It is a pity that the film, “Revolutionary Road” was released this year when the world is in a financial crisis almost as severe as “The Great Depression.” Had it come out during the economic boom of a few years ago, then the Wheelers of Revolutionary Road, Connecticut, might have aroused some sympathy in us.
As it is, we can’t help feeling that Frank (Leonardo DiCaprio) and April (Kate Winslet) are a couple of spoilt American middle class brats of the Fifties who are simply disenchanted with their marriage. Surprise, surprise, she wants more out of life than a comfortable home and two children and he is bored with his very secure job.
Today as the economic crisis grows, this couple would be envied. People losing their homes and their jobs are bound to be less sympathetic of people who are emotionally unfulfilled, who want to find themselves, as the saying goes. That’s what I meant when I wrote that “Revolutionary Road” has been released at the wrong time.
During the post-war period of the Fifties, jobs were so secure that all the men in Frank’s office in New York city have time to sit around and hardly do any work. In fact, their primary concern is to not be caught loafing when the boss comes around. Frank is one of those unambitious men who found his war service more exciting than his current job in the big company. He is bored and doesn’t want the uneventful life that his father led. But is he prepared to do anything about it?
The film director, Sam Mendes, who is Winslet’s husband in real life, has tried to represent the Fifties by having everyone going around smoking incessantly and wearing Fifties hats to work. The Wheelers have a shiny car in the driveway and Frank says “swell” quite often, but I think that perhaps the Fifties effect might have been more credible had the film been shot in black and white. Kate Winslet, for example, doesn’t look plausible as a Fifties woman. Her appearance is more 21st century. DiCaprio passes for Fifties more convincingly because of his haircut and clothes but I think that Mendes has not succeeded in representing the period as he should have.

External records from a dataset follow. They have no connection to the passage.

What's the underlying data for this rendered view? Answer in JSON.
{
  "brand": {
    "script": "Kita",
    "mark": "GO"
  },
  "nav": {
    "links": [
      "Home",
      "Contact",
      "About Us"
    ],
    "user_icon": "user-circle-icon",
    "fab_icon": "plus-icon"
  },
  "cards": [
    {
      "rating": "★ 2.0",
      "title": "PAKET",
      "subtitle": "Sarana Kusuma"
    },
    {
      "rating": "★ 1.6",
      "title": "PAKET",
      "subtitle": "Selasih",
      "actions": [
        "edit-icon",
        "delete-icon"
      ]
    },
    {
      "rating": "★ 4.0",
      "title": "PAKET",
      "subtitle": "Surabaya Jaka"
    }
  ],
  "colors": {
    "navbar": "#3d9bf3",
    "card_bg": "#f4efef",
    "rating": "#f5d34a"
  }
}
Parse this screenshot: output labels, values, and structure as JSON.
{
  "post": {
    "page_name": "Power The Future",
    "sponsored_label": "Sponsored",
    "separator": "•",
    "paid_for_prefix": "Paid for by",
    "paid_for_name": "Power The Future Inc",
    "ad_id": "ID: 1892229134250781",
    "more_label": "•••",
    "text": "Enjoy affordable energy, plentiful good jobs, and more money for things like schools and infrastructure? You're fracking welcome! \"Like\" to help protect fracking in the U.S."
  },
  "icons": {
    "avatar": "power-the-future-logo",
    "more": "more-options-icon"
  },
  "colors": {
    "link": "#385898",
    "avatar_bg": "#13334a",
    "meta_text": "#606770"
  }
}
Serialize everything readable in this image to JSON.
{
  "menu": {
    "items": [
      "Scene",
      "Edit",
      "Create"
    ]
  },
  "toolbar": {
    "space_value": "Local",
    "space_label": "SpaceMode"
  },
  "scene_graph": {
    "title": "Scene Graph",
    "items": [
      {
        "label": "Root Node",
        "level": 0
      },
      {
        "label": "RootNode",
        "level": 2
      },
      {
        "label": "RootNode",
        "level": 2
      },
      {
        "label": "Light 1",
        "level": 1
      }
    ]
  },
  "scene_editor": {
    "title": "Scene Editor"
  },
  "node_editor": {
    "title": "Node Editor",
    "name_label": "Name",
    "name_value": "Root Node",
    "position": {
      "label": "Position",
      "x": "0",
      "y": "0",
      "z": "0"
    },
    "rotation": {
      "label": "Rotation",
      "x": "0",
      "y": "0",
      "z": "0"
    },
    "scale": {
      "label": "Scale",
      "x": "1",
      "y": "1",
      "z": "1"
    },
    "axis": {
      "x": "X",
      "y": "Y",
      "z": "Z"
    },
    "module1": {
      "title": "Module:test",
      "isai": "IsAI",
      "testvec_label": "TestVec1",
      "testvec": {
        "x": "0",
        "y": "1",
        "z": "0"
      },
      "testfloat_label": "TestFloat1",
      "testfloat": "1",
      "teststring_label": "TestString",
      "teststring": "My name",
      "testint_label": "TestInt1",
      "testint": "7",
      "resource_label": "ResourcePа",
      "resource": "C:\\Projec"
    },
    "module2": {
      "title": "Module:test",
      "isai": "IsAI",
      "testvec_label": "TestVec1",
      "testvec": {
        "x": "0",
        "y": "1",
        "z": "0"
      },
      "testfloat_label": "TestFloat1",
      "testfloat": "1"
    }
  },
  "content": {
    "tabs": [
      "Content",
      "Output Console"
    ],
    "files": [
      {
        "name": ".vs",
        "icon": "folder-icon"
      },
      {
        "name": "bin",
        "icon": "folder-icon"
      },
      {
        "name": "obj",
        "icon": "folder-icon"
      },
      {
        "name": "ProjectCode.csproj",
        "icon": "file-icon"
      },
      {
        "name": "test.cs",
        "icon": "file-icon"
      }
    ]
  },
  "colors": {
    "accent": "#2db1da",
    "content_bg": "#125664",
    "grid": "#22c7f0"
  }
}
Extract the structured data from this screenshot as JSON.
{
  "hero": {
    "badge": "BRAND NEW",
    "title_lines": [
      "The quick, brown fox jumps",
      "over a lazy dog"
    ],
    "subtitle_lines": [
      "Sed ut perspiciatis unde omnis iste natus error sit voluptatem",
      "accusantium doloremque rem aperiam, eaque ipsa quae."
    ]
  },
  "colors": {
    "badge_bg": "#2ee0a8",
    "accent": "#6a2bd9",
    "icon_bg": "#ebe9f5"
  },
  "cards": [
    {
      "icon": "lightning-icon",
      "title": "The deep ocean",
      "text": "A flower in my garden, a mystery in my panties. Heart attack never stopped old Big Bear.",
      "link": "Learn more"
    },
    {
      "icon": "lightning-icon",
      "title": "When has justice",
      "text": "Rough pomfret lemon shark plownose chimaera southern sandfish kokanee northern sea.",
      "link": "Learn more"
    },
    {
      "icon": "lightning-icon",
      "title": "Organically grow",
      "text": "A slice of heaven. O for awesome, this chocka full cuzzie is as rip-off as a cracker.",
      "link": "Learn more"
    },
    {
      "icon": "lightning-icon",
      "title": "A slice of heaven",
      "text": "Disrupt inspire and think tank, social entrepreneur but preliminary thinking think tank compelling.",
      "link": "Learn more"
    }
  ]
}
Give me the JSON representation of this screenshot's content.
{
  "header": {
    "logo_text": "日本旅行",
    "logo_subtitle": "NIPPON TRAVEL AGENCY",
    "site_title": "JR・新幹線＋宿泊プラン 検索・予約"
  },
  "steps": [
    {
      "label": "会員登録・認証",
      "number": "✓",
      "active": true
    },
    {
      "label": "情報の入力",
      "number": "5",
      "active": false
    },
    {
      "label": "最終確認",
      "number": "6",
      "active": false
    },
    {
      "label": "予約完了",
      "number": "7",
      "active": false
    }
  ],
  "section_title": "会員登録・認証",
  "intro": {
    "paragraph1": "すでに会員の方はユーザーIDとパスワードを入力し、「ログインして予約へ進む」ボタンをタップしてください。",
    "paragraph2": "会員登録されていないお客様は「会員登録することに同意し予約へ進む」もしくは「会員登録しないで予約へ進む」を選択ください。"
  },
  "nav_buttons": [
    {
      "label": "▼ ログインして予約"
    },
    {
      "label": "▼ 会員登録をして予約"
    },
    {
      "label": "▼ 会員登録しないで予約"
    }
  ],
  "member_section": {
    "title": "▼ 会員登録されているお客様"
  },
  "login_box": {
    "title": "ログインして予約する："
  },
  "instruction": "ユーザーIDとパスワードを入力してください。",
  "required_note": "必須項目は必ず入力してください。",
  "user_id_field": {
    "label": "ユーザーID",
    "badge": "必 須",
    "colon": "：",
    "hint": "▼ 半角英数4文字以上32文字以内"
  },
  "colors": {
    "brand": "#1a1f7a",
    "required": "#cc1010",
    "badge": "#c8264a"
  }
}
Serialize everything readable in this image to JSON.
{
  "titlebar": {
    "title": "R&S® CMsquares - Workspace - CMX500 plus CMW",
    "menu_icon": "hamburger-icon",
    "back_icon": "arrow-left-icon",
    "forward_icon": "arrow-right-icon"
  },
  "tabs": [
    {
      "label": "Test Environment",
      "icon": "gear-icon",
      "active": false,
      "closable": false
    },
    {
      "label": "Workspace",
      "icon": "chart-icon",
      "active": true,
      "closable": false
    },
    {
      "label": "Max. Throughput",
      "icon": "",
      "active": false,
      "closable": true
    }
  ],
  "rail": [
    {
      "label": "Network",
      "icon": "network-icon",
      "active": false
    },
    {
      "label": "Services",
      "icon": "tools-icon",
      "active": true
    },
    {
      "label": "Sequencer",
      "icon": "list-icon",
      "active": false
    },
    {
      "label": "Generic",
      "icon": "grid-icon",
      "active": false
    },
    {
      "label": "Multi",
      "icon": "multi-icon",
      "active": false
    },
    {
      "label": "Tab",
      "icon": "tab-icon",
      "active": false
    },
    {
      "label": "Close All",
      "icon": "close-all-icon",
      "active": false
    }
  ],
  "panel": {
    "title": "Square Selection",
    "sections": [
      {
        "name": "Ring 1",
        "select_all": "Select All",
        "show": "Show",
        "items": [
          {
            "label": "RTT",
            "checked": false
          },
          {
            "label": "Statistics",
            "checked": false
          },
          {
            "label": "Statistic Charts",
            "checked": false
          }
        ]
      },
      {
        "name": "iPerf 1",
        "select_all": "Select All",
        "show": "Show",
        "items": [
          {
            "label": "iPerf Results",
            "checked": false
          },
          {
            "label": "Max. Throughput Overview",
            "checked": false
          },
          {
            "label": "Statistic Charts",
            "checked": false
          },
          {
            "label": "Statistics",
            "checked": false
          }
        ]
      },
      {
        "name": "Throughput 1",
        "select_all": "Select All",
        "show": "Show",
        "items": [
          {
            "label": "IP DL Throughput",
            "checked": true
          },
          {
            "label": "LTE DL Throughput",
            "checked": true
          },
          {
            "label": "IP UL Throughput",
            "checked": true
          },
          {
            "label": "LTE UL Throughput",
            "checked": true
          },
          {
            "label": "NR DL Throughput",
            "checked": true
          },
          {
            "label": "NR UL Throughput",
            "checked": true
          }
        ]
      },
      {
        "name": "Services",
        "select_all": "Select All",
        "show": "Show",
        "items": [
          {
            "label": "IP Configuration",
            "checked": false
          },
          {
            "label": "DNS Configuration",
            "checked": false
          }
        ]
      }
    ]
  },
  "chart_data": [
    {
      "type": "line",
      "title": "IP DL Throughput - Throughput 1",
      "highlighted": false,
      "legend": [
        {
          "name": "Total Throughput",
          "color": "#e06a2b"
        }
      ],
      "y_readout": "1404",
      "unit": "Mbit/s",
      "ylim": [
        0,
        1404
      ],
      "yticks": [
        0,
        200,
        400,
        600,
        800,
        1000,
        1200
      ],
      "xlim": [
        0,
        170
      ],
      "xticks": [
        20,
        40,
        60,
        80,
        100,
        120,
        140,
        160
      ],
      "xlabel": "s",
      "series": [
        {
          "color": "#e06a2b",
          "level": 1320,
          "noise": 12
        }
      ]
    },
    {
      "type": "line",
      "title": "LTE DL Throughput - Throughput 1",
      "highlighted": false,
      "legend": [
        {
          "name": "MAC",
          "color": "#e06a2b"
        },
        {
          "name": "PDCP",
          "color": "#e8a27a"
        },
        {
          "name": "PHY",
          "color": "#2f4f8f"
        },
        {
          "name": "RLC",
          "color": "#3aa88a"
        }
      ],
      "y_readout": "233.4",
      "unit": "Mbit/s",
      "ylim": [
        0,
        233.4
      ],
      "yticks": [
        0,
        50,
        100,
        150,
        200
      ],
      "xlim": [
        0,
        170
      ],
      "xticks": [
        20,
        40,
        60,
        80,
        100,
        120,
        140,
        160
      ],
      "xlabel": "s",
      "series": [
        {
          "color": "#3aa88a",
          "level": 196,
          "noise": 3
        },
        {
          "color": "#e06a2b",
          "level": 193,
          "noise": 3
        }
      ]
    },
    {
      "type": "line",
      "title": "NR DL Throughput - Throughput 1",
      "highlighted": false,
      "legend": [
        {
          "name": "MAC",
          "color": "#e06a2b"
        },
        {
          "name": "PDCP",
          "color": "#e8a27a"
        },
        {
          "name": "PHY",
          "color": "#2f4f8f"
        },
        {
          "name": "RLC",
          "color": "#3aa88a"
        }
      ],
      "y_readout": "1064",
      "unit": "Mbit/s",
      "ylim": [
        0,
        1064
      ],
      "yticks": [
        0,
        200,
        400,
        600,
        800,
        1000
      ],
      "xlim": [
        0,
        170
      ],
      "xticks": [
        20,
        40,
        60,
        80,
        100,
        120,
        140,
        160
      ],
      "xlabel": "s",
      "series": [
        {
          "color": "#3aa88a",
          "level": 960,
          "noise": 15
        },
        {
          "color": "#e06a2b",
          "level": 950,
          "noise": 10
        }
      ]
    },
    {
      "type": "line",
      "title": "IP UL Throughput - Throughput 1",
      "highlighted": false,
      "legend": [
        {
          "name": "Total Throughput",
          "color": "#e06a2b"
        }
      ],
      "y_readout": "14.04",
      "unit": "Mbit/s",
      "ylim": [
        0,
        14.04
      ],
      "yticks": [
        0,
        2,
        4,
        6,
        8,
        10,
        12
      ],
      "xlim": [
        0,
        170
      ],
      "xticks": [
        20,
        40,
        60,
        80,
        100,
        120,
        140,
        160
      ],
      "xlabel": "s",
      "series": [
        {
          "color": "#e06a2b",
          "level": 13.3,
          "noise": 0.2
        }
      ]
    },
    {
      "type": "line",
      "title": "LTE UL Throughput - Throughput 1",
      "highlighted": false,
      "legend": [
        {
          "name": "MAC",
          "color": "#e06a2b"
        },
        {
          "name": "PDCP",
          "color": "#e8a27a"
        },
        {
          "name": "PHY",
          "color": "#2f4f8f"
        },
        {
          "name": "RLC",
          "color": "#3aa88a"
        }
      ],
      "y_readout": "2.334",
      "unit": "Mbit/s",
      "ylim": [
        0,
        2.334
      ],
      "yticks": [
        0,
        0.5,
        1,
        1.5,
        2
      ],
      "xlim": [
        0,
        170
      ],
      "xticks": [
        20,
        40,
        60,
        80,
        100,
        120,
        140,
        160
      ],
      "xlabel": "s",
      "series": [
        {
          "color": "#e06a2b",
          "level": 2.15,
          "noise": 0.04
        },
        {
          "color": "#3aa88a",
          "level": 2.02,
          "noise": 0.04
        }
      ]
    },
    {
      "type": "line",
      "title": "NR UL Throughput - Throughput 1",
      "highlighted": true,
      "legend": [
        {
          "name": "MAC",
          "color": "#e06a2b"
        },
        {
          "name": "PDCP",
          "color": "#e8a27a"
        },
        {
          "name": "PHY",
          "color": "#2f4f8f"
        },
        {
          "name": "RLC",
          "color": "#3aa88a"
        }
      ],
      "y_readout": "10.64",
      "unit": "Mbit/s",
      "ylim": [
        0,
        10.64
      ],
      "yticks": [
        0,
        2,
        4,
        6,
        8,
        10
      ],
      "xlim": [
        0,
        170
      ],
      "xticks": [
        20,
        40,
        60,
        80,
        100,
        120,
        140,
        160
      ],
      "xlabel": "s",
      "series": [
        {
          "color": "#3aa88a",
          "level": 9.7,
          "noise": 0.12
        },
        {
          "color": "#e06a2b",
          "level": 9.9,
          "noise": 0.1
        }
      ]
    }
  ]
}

In my view, Mendes has chosen a period which is well and truly gone. Nowadays, people can travel wherever they like. They don’t stick to boring jobs for long. They can get abortions and women have more freedom to work outside the home. So it’s hard for the audience to become involved in issues that are in the past. And I don’t believe that “Revolutionary Road” is of any value as a historical documentary because it lacks rapport and authenticity. As entertainment value, it earns zero points.
As for the casting of the two main leads, well, this is not the first time they have appeared together in a film. Winslet and DiCaprio were star-crossed lovers in “Titanic” and I said it then and I will repeat it this time that Winslet looks too old to be DiCaprio’s love interest. He has a perpetually Peter Pan young boy look and the two of them together just don’t gel.
The other actors in the film are quite good but they mostly have cameo roles as the two leads dominate the scene. Even though the film was based on Richard Yates’ novel of the same name, one could have set the entire film on a theatre stage. We are well aware that the other characters act as foils for this couple. They are Fifties archetypes of conformist personalities.
The only character who is different, however, is the son of the real estate agent. He is mentally ill and has just been let out of hospital. His role is that of a Greek chorus, a commentator who explains to the dumb audience what the film is all about- just in case you didn’t get the message, loud and clear, that the Wheelers are not happy with their lot. And, of course, he advises them to be adventurous. Carpe Diem–now there’s a novel idea!
Anyhow, April Wheeler decides that they should go and sell up everything and live in Paris for six months. She believes that it will revive their marriage and Frank thinks her suggestion is “swell.” I suspect that had April lived in the Sixties she would have travelled to India for a spell at an Ashram and come back with a dose of diarrhoea.
The puzzling thing about “Revolutionary Road” is that although the Wheelers have two young children these are conspicuously absent from the home. While the arguments and rantings continue there is no presence of children and that seems very strange in the “Father Knows Best” age. It’s as if Mendes forgot about them from time to time and then brought them onto the set only when necessary. Even my husband commented on their continuous absence.
The film is slow and ends predictably. The storyline is not devastating as we were told to expect, but perhaps I have become too cynical be shocked by married couples being fed up with one another. It’s hardly an original theme and Winslet has acted in a very similar role to this one in “Little Children” (2006)
If anyone in the slums of developing countries saw “Revolutionary Road” they would wonder what all the fuss was about. Perhaps April Wheeler should have been offered a chance to take part in “Wife Swap”. And then the boring suburbs of Connecticut would have appealed to her a bit more.